Despite this, well, preposterous beginning, I actually found Tiger’s Curse inexplicably charming. Once I got past the first 100 pages, the story really picked up and I think the writing actually improved (either that or I just got used to it). The book was highly addictive and utterly readable; I devoured it fairly quickly. I think the setting in India, plus the somewhat unique use of tigers as the paranormal element really saved it from being too cliche, at least for me. If it had been set in the US with a more common supernatural being (vampire, angel, werewolf, etc) I probably wouldn’t have liked it as much.
I loved the characters as well, even Kelsey! Which is a surprise, considering my less than favorable reaction to her at the beginning of the book. I was unsure about Mr. Kadam at first, too, but his grandfatherly charm won me over very quickly. And then there’s Ren. Ah, Ren. He started out as a two-dimensional gorgeous and charming love interest with no real personality beyond being devoted to Kelsey. But as the story progressed his character became more fleshed out and believable. But the real star of the book, for me at least, was Kishan, Ren’s brother. I found him way more interesting than Ren, even though he wasn’t in the book all that much.
Even though I loved Kishan, I was still rooting for Kelsey and Ren. I wanted those crazy kids to make it work, somehow! I liked that their romance didn’t start up right away.
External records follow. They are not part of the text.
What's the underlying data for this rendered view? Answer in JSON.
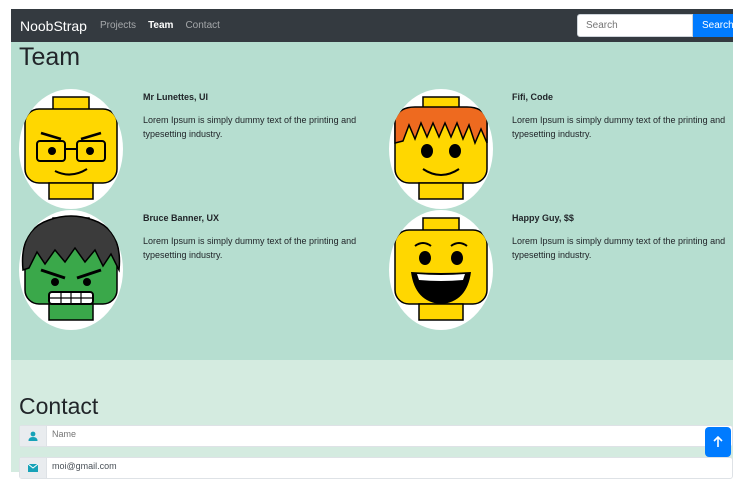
{
  "navbar": {
    "brand": "NoobStrap",
    "links": [
      {
        "label": "Projects",
        "active": false
      },
      {
        "label": "Team",
        "active": true
      },
      {
        "label": "Contact",
        "active": false
      }
    ],
    "search_placeholder": "Search",
    "search_button": "Search"
  },
  "team": {
    "title": "Team",
    "members": [
      {
        "name": "Mr Lunettes, UI",
        "desc": "Lorem Ipsum is simply dummy text of the printing and typesetting industry.",
        "avatar": "glasses-face-icon"
      },
      {
        "name": "Fifi, Code",
        "desc": "Lorem Ipsum is simply dummy text of the printing and typesetting industry.",
        "avatar": "orange-hair-face-icon"
      },
      {
        "name": "Bruce Banner, UX",
        "desc": "Lorem Ipsum is simply dummy text of the printing and typesetting industry.",
        "avatar": "hulk-face-icon"
      },
      {
        "name": "Happy Guy, $$",
        "desc": "Lorem Ipsum is simply dummy text of the printing and typesetting industry.",
        "avatar": "happy-face-icon"
      }
    ]
  },
  "contact": {
    "title": "Contact",
    "name_placeholder": "Name",
    "email_value": "moi@gmail.com"
  },
  "icons": {
    "user": "user-icon",
    "email": "envelope-icon",
    "back_to_top": "arrow-up-icon"
  },
  "colors": {
    "navbar": "#343a40",
    "accent": "#007bff",
    "team_bg": "#b6ded0",
    "contact_bg": "#d4ebe0",
    "lego_yellow": "#ffd700"
  }
}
Sure, it was pretty quick, but the heroine was surprisingly self aware about it. I mean, yeah, whenever she’s near him her heart sped up, she forgot to breath, *insert another cliche here*, but Kelsey notes that they haven’t know each other long and she’s never really been in a relationship. She actually thought about whether she wanted to progress their relationship. We really got a good look inside Kelsey’s head and her thoughts about Ren. I loved that.
All in all, I really enjoyed Tiger’s Curse. I’d recommend the book to those fans of paranormal romance who are looking for something a little different.